With the arrival of spring comes fresh blooming flowers, greener grass and leaves growing on trees. But what also arrives is pollen – a common trigger for allergies that can lead to over-inflamed ear, nose and throat passages – which may be especially troublesome for individuals with asthma.

“It is always important for an asthmatic to understand their triggers and problem months,” says Erik Hinderlie, director of the Pediatric Asthma Education program at the MGH Chelsea HealthCare Center. “Spring is one of those times there tends to be a spike in ER visits for people with asthma.”

Know your triggers and trigger months

“Pollen is a potent trigger,” says Hinderlie. “Your immune system overreacts to the allergic reaction which causes swelling in the ear, nose and throat area. This over-inflammation is what triggers the asthma to flare up.”

Allergy medications are most helpful during these months, as they help control the inflammation, Hinderlie says, noting many find it helpful to start taking this medication throughout May, or at peak allergy times, which can help keep asthma from flaring up.
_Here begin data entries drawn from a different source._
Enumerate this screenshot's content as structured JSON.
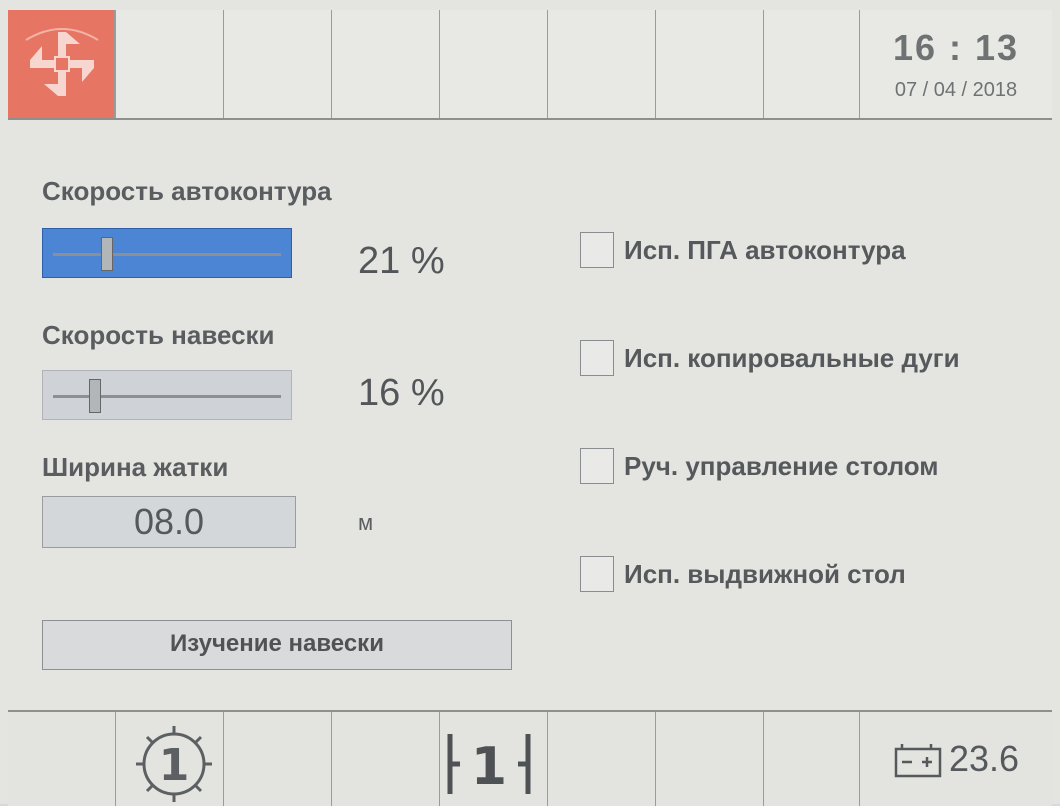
{
  "header": {
    "time": "16 : 13",
    "date": "07 / 04 / 2018",
    "logo_icon": "pinwheel-logo-icon"
  },
  "controls": {
    "autocontour_speed": {
      "label": "Скорость автоконтура",
      "value": "21 %",
      "level": 0.21,
      "active": true
    },
    "hitch_speed": {
      "label": "Скорость навески",
      "value": "16 %",
      "level": 0.16,
      "active": false
    },
    "header_width": {
      "label": "Ширина жатки",
      "value": "08.0",
      "unit": "м"
    },
    "learn_button": "Изучение навески"
  },
  "options": [
    {
      "label": "Исп. ПГА автоконтура",
      "checked": false
    },
    {
      "label": "Исп. копировальные дуги",
      "checked": false
    },
    {
      "label": "Руч. управление столом",
      "checked": false
    },
    {
      "label": "Исп. выдвижной стол",
      "checked": false
    }
  ],
  "footer": {
    "gear_icon": "gear-1-icon",
    "split_icon": "split-1-icon",
    "split_text": "1",
    "gear_text": "1",
    "battery_voltage": "23.6"
  },
  "colors": {
    "logo_bg": "#e77563",
    "slider_active": "#4d85d5",
    "slider_inactive": "#cfd3d8"
  }
}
For pediatric patients, the end of summer may be another peak time for ER or doctor visits. “End of August, early September when school is back in session can be very challenging because viruses and colds tend to trigger asthma,” says Hinderlie. “When your children go back to school, they are with a bunch of other kids and germs spread more easily. One kid sneezes and everyone can be affected.”

Patients should take care to wash their hands and monitor their symptoms. Hinderlie also recommends patients visit with their care team in August for a “tune-up” to know what to look out for before going back to school and hitting the next peak asthma season.


Use controller medications and spacers

Inhaled corticosteroids are commonly used to keep asthma in control and are the active ingredient in many anti-inflammation medications. The inhaled steroid relaxes the airway muscle and keeps it open. “With asthmatics, the airways are usually twitchy and likely to swell. These inhaled steroids keep the airway from swelling and keep it open,” says Hinderlie. Patients usually use two puffs of the inhaler, twice per day. “It’s very easy to do and can prevent the worst things that can happen with asthma.”

It is highly recommended – even with adults – to use a spacing device with the inhaler. The device is a plastic tube that directs the medications directly into the airways, and some inhalers feature a built-in spacer. Without a spacer, it is difficult to receive the full dose since the puff will instead stay on the throat, tongue or mouth, Hinderlie says.


Have an action plan handy

“An action plan is guidance for the patient – and their family – at home,” says Hinderlie. “This treatment plan can be kept on the refrigerator for easy reference, allowing for early action when you notice your symptoms worsen to prevent asthma from getting worse.”

Set up like a stop light, the action plan has three zones:

Green zone: This shows what medications to use to remain healthy. The patient’s controller medications are indicated here.

Yellow zone: “This is the hold up, let’s check what might be happening zone,” says Hinderlie. Here, a person could be experiencing coughing, chest tightness or wheezing and it is recommended to start using albuterol – a bronchodilator sometimes used as quick asthma relief or in conjunction with an inhaled corticosteroid – while continuing green zone medication.

Red zone: Stop and assess your child. In this zone, Hinderlie says, patients should begin to take albuterol every two hours and call for medical attention. Still continue using green zone medications and, if you have it, take prednisone as well. “If your symptoms are pretty serious and feel like you can’t breathe, getting medical attention is paramount.” 



Read more articles from the 05/25/18 Hotline issue.